September 3rd recognizes the vital role of merchant mariners on Merchant Navy Day. On this day, we honor the brave men and women who crew the merchant vessels that transport essential goods and commodities worldwide. Their hard work and sacrifice often goes unnoticed, even though global trade depends on their services.

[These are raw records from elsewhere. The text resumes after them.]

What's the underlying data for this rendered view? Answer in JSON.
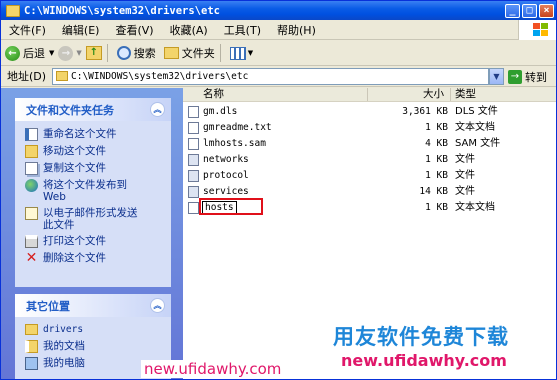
{
  "window": {
    "title": "C:\\WINDOWS\\system32\\drivers\\etc"
  },
  "menu": [
    "文件(F)",
    "编辑(E)",
    "查看(V)",
    "收藏(A)",
    "工具(T)",
    "帮助(H)"
  ],
  "toolbar": {
    "back": "后退",
    "search": "搜索",
    "folders": "文件夹"
  },
  "address": {
    "label": "地址(D)",
    "value": "C:\\WINDOWS\\system32\\drivers\\etc",
    "go": "转到"
  },
  "file_tasks": {
    "header": "文件和文件夹任务",
    "items": [
      {
        "label": "重命名这个文件",
        "icon": "rename-icon"
      },
      {
        "label": "移动这个文件",
        "icon": "move-icon"
      },
      {
        "label": "复制这个文件",
        "icon": "copy-icon"
      },
      {
        "label": "将这个文件发布到\nWeb",
        "icon": "globe-icon"
      },
      {
        "label": "以电子邮件形式发送\n此文件",
        "icon": "email-icon"
      },
      {
        "label": "打印这个文件",
        "icon": "print-icon"
      },
      {
        "label": "删除这个文件",
        "icon": "delete-icon"
      }
    ]
  },
  "other_places": {
    "header": "其它位置",
    "items": [
      {
        "label": "drivers",
        "icon": "folder-icon"
      },
      {
        "label": "我的文档",
        "icon": "my-documents-icon"
      },
      {
        "label": "我的电脑",
        "icon": "my-computer-icon"
      }
    ]
  },
  "columns": {
    "name": "名称",
    "size": "大小",
    "type": "类型"
  },
  "files": [
    {
      "name": "gm.dls",
      "size": "3,361 KB",
      "type": "DLS 文件",
      "icon": "file-icon"
    },
    {
      "name": "gmreadme.txt",
      "size": "1 KB",
      "type": "文本文档",
      "icon": "text-file-icon"
    },
    {
      "name": "lmhosts.sam",
      "size": "4 KB",
      "type": "SAM 文件",
      "icon": "file-icon"
    },
    {
      "name": "networks",
      "size": "1 KB",
      "type": "文件",
      "icon": "file-icon"
    },
    {
      "name": "protocol",
      "size": "1 KB",
      "type": "文件",
      "icon": "file-icon"
    },
    {
      "name": "services",
      "size": "14 KB",
      "type": "文件",
      "icon": "file-icon"
    },
    {
      "name": "hosts",
      "size": "1 KB",
      "type": "文本文档",
      "icon": "text-file-icon"
    }
  ],
  "watermark": {
    "brand": "用友软件免费下载",
    "url1": "new.ufidawhy.com",
    "url2": "new.ufidawhy.com"
  },
  "colors": {
    "title_blue": "#0a5ce6",
    "highlight_red": "#e0101a",
    "watermark_blue": "#1e86d8",
    "watermark_pink": "#e0176a"
  }
}
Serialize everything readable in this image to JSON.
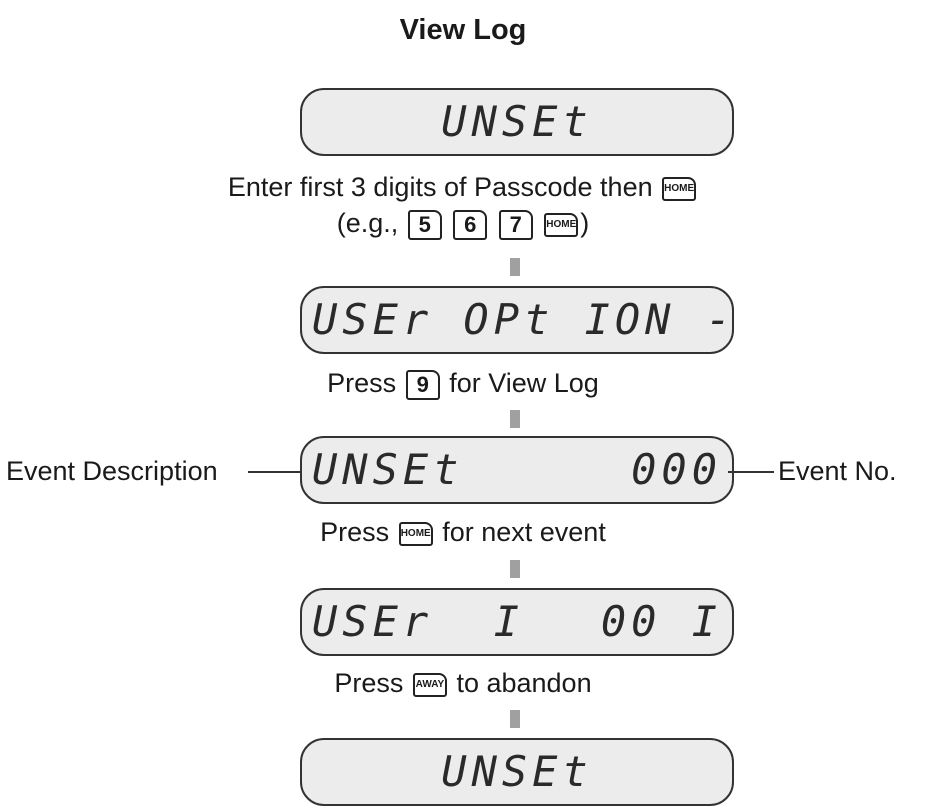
{
  "title": "View Log",
  "displays": [
    {
      "text": "UNSEt"
    },
    {
      "text": "USEr OPt ION -"
    },
    {
      "left": "UNSEt",
      "right": "000"
    },
    {
      "left": "USEr  I",
      "right": "00 I"
    },
    {
      "text": "UNSEt"
    }
  ],
  "steps": {
    "step1": {
      "line1_text": "Enter first 3 digits of Passcode then",
      "line1_key": "HOME",
      "line2_prefix": "(e.g.,",
      "keys": [
        "5",
        "6",
        "7"
      ],
      "line2_key": "HOME",
      "line2_suffix": ")"
    },
    "step2": {
      "prefix": "Press",
      "key": "9",
      "suffix": "for View Log"
    },
    "step3": {
      "prefix": "Press",
      "key": "HOME",
      "suffix": "for next event"
    },
    "step4": {
      "prefix": "Press",
      "key": "AWAY",
      "suffix": "to abandon"
    }
  },
  "labels": {
    "event_description": "Event Description",
    "event_no": "Event No."
  }
}
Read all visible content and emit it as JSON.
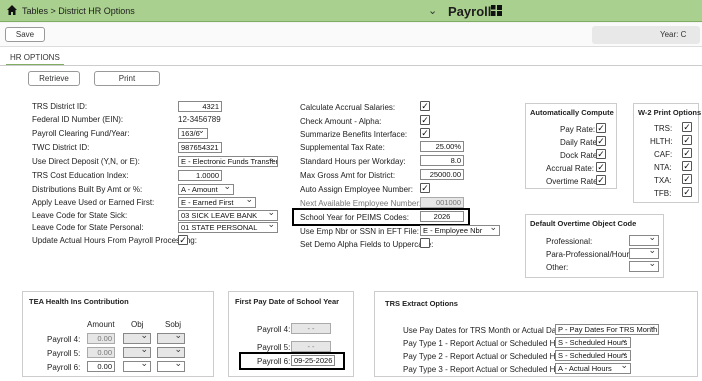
{
  "header": {
    "breadcrumb": "Tables > District HR Options",
    "module": "Payroll"
  },
  "toolbar": {
    "save": "Save",
    "year": "Year: C"
  },
  "tab": "HR OPTIONS",
  "actions": {
    "retrieve": "Retrieve",
    "print": "Print"
  },
  "left": {
    "district_id": {
      "label": "TRS District ID:",
      "value": "4321"
    },
    "ein": {
      "label": "Federal ID Number (EIN):",
      "value": "12-3456789"
    },
    "clearing_fund": {
      "label": "Payroll Clearing Fund/Year:",
      "value": "163/6"
    },
    "twc_id": {
      "label": "TWC District ID:",
      "value": "987654321"
    },
    "direct_deposit": {
      "label": "Use Direct Deposit (Y,N, or E):",
      "value": "E - Electronic Funds Transfer"
    },
    "trs_cost": {
      "label": "TRS Cost Education Index:",
      "value": "1.0000"
    },
    "distributions": {
      "label": "Distributions Built By Amt or %:",
      "value": "A - Amount"
    },
    "apply_leave": {
      "label": "Apply Leave Used or Earned First:",
      "value": "E - Earned First"
    },
    "leave_sick": {
      "label": "Leave Code for State Sick:",
      "value": "03 SICK LEAVE BANK"
    },
    "leave_personal": {
      "label": "Leave Code for State Personal:",
      "value": "01 STATE PERSONAL"
    },
    "update_actual": {
      "label": "Update Actual Hours From Payroll Processing:",
      "value": "✓"
    }
  },
  "middle": {
    "calc_accrual": {
      "label": "Calculate Accrual Salaries:",
      "value": "✓"
    },
    "check_amount": {
      "label": "Check Amount - Alpha:",
      "value": "✓"
    },
    "summarize": {
      "label": "Summarize Benefits Interface:",
      "value": "✓"
    },
    "supp_tax": {
      "label": "Supplemental Tax Rate:",
      "value": "25.00%"
    },
    "std_hours": {
      "label": "Standard Hours per Workday:",
      "value": "8.0"
    },
    "max_gross": {
      "label": "Max Gross Amt for District:",
      "value": "25000.00"
    },
    "auto_assign": {
      "label": "Auto Assign Employee Number:",
      "value": "✓"
    },
    "next_emp": {
      "label": "Next Available Employee Number:",
      "value": "001000"
    },
    "school_year": {
      "label": "School Year for PEIMS Codes:",
      "value": "2026"
    },
    "use_emp_nbr": {
      "label": "Use Emp Nbr or SSN in EFT File:",
      "value": "E - Employee Nbr"
    },
    "set_demo": {
      "label": "Set Demo Alpha Fields to Uppercase:",
      "value": ""
    }
  },
  "auto_compute": {
    "title": "Automatically Compute",
    "items": [
      {
        "label": "Pay Rate:",
        "value": "✓"
      },
      {
        "label": "Daily Rate:",
        "value": "✓"
      },
      {
        "label": "Dock Rate:",
        "value": "✓"
      },
      {
        "label": "Accrual Rate:",
        "value": "✓"
      },
      {
        "label": "Overtime Rate:",
        "value": "✓"
      }
    ]
  },
  "w2": {
    "title": "W-2 Print Options",
    "items": [
      {
        "label": "TRS:",
        "value": "✓"
      },
      {
        "label": "HLTH:",
        "value": "✓"
      },
      {
        "label": "CAF:",
        "value": "✓"
      },
      {
        "label": "NTA:",
        "value": "✓"
      },
      {
        "label": "TXA:",
        "value": "✓"
      },
      {
        "label": "TFB:",
        "value": "✓"
      }
    ]
  },
  "overtime": {
    "title": "Default Overtime Object Code",
    "professional": "Professional:",
    "para": "Para-Professional/Hourly:",
    "other": "Other:"
  },
  "tea": {
    "title": "TEA Health Ins Contribution",
    "headers": {
      "amount": "Amount",
      "obj": "Obj",
      "sobj": "Sobj"
    },
    "rows": [
      {
        "label": "Payroll 4:",
        "amount": "0.00"
      },
      {
        "label": "Payroll 5:",
        "amount": "0.00"
      },
      {
        "label": "Payroll 6:",
        "amount": "0.00"
      }
    ]
  },
  "first_pay": {
    "title": "First Pay Date of School Year",
    "rows": [
      {
        "label": "Payroll 4:",
        "value": "- -"
      },
      {
        "label": "Payroll 5:",
        "value": "- -"
      },
      {
        "label": "Payroll 6:",
        "value": "09-25-2026"
      }
    ]
  },
  "trs": {
    "title": "TRS Extract Options",
    "rows": [
      {
        "label": "Use Pay Dates for TRS Month or Actual Date:",
        "value": "P - Pay Dates For TRS Month"
      },
      {
        "label": "Pay Type 1 - Report Actual or Scheduled Hours:",
        "value": "S - Scheduled Hours"
      },
      {
        "label": "Pay Type 2 - Report Actual or Scheduled Hours:",
        "value": "S - Scheduled Hours"
      },
      {
        "label": "Pay Type 3 - Report Actual or Scheduled Hours:",
        "value": "A - Actual Hours"
      }
    ]
  }
}
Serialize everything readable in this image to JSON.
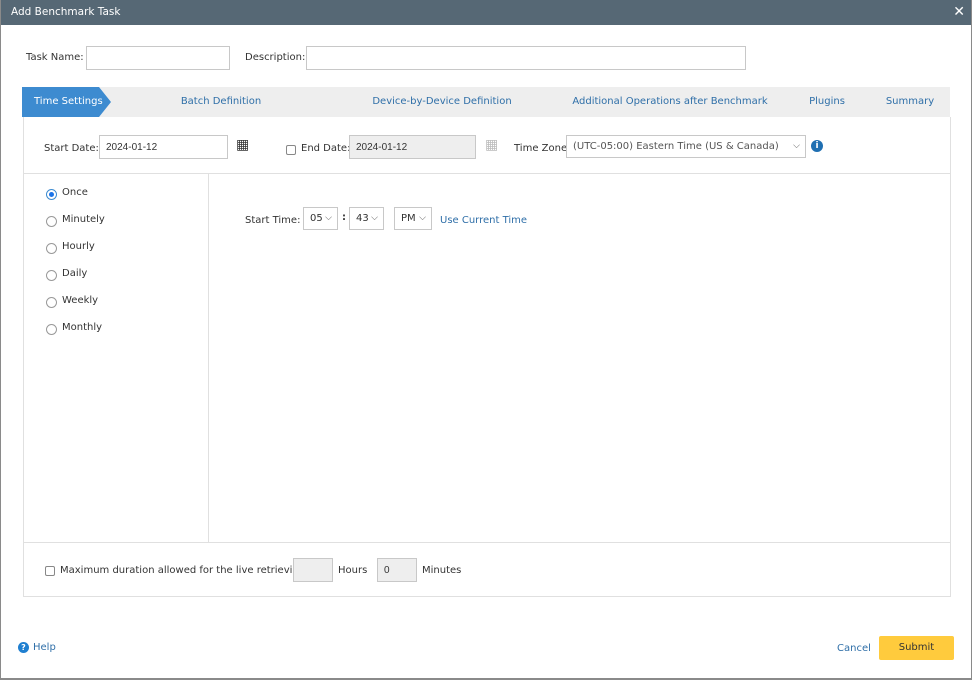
{
  "dialog": {
    "title": "Add Benchmark Task"
  },
  "form": {
    "task_name_label": "Task Name:",
    "task_name_value": "",
    "description_label": "Description:",
    "description_value": ""
  },
  "tabs": [
    {
      "label": "Time Settings",
      "active": true
    },
    {
      "label": "Batch Definition"
    },
    {
      "label": "Device-by-Device Definition"
    },
    {
      "label": "Additional Operations after Benchmark"
    },
    {
      "label": "Plugins"
    },
    {
      "label": "Summary"
    }
  ],
  "dates": {
    "start_label": "Start Date:",
    "start_value": "2024-01-12",
    "end_label": "End Date:",
    "end_value": "2024-01-12",
    "end_checked": false,
    "tz_label": "Time Zone:",
    "tz_value": "(UTC-05:00) Eastern Time (US & Canada)"
  },
  "frequency": {
    "selected": "Once",
    "options": [
      "Once",
      "Minutely",
      "Hourly",
      "Daily",
      "Weekly",
      "Monthly"
    ]
  },
  "start_time": {
    "label": "Start Time:",
    "hour": "05",
    "separator": ":",
    "minute": "43",
    "ampm": "PM",
    "use_current": "Use Current Time"
  },
  "duration": {
    "checked": false,
    "label": "Maximum duration allowed for the live retrieving:",
    "hours_value": "",
    "hours_label": "Hours",
    "minutes_value": "0",
    "minutes_label": "Minutes"
  },
  "footer": {
    "help": "Help",
    "cancel": "Cancel",
    "submit": "Submit"
  },
  "colors": {
    "titlebar": "#566875",
    "active_tab": "#3d8bd0",
    "submit": "#ffcb3d",
    "link": "#2f6fa8"
  }
}
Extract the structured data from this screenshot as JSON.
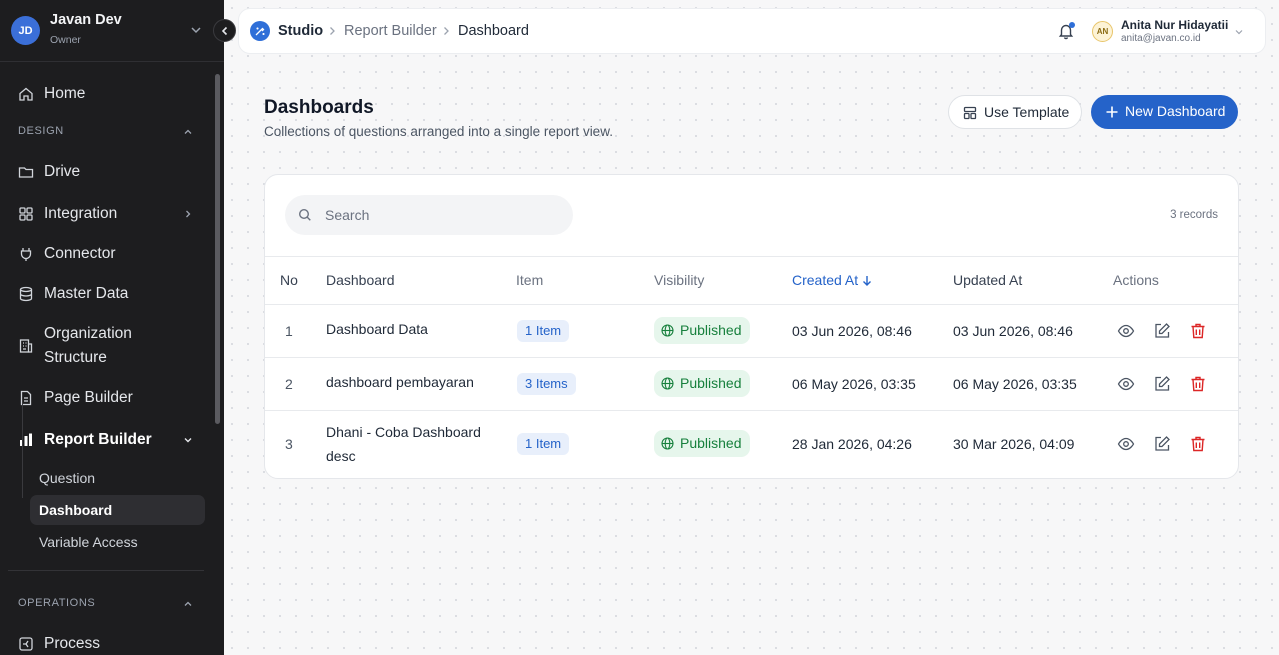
{
  "workspace": {
    "initials": "JD",
    "name": "Javan Dev",
    "role": "Owner"
  },
  "sidebar": {
    "home": "Home",
    "design_label": "DESIGN",
    "items": {
      "drive": "Drive",
      "integration": "Integration",
      "connector": "Connector",
      "master_data": "Master Data",
      "org_line1": "Organization",
      "org_line2": "Structure",
      "page_builder": "Page Builder",
      "report_builder": "Report Builder"
    },
    "report_sub": [
      "Question",
      "Dashboard",
      "Variable Access"
    ],
    "operations_label": "OPERATIONS",
    "process": "Process"
  },
  "topbar": {
    "breadcrumb": [
      "Studio",
      "Report Builder",
      "Dashboard"
    ],
    "user": {
      "initials": "AN",
      "name": "Anita Nur Hidayatii",
      "email": "anita@javan.co.id"
    }
  },
  "page": {
    "title": "Dashboards",
    "subtitle": "Collections of questions arranged into a single report view.",
    "use_template": "Use Template",
    "new_dashboard": "New Dashboard"
  },
  "table": {
    "search_placeholder": "Search",
    "records": "3 records",
    "columns": {
      "no": "No",
      "dashboard": "Dashboard",
      "item": "Item",
      "visibility": "Visibility",
      "created": "Created At",
      "updated": "Updated At",
      "actions": "Actions"
    },
    "rows": [
      {
        "no": "1",
        "name_line1": "Dashboard Data",
        "name_line2": "",
        "item": "1 Item",
        "visibility": "Published",
        "created": "03 Jun 2026, 08:46",
        "updated": "03 Jun 2026, 08:46"
      },
      {
        "no": "2",
        "name_line1": "dashboard pembayaran",
        "name_line2": "",
        "item": "3 Items",
        "visibility": "Published",
        "created": "06 May 2026, 03:35",
        "updated": "06 May 2026, 03:35"
      },
      {
        "no": "3",
        "name_line1": "Dhani - Coba Dashboard",
        "name_line2": "desc",
        "item": "1 Item",
        "visibility": "Published",
        "created": "28 Jan 2026, 04:26",
        "updated": "30 Mar 2026, 04:09"
      }
    ]
  },
  "colors": {
    "accent": "#2563c9",
    "published": "#17803d",
    "delete": "#dc2626",
    "sidebar_bg": "#1d1d1f"
  }
}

This article explores the significance of Merchant Navy Day, how it is observed, and the risks merchant mariners undertake to keep our economy flowing.
What is the Merchant Navy?
The merchant navy, or merchant marine, refers to the fleet of commercial vessels involved in cargo transport:
- Non-military and non-passenger ships – Bulk carriers, oil/gas tankers, cargo freighters, tow boats, barges
- Crewed by merchant mariners – Licensed officers, sailors, engineers essential for operating ships
- Transports cargo globally – Raw materials, finished goods, oil, food, manufactured products
- Vulnerable in conflicts – Civilian vessels risk dangers at sea during wartime
- Economic lifeline – Essential for keeping global commerce flowing in peace and war
Origins of Merchant Navy Day
Honoring Losses in WWII
- Recognizes the sacrifice of merchant vessels lost during WWII
- Over 30,000 British merchant seamen alone perished 1939-1945
- Inspired by a speech praising their courage by UK Prime Minister Winston Churchill
First Observed on September 3, 1940
- Declared national holiday by British Parliament in 1940
- Coincided with the peak of Nazi U-boat attacks on convoys
- Provided morale boost amidst heavy shipping losses
Observed Annually Since
- Continued as annual holiday after end of WWII in 1945
- Commemorates sacrifices of British and allied merchant fleets
- chance to honor veteran seamen still living
Also Known As
- Merchant Navy Day
- Merchant Marines Memorial Day
- Merchant Seamen’s Day
Significance of the Merchant Navy
Though often overlooked, merchant shipping is indispensable:
Keeps Global Trade Flowing
- Transports 90% of world’s cargo essentials like food, raw materials, oil
- Links producers and manufacturers with end markets
- Enables globalization and import/export economy
Supports Military Operations
- Carries military equipment and supplies during conflicts
- Provides fleet auxiliary support like oil tankers and repair ships
- Transports troops and vital humanitarian aid
Links Island Nations
- Provides critical imports and exports for island countries
- Allows island economies to participate globally
- Even in peacetime, faces risks like piracy and bad weather
Employs Millions Worldwide
- Estimated 1.6 million merchant mariners worldwide
- Additional jobs in shipbuilding, ports, and marine services
- Career opportunities for youth seeking travel and trades
Honoring Merchant Mariners
Merchant Navy Day traditions include:
Maritime Memorial Services
- Wreath laying ceremonies at naval memorials and merchant marine graves
- Moments of silence for mariners who died at sea
- Chaplain-led prayers and hymns remembering their sacrifice
Museum Exhibits and Tributes
- Special museum exhibits and events highlighting merchant marine history
- Profile stories on veterans of the Merchant Navy
- Educational tools for children to learn about shipping
- Ship tours allowing the public to see merchant vessels firsthand
- Opportunities to meet and thank active merchant crews
Government and Community Functions
- Speeches, proclamations, and appearances by officials
- Concerts, parades, and fairs focused on maritime heritage
- Lowering flags to half-mast at city halls, ports, and ships
- News segments and publications on the merchant marine’s importance
- Television documentaries and movies about their unsung service
On Merchant Navy Day, be sure to appreciate how these civilian mariners make modern life possible through their tireless efforts at sea.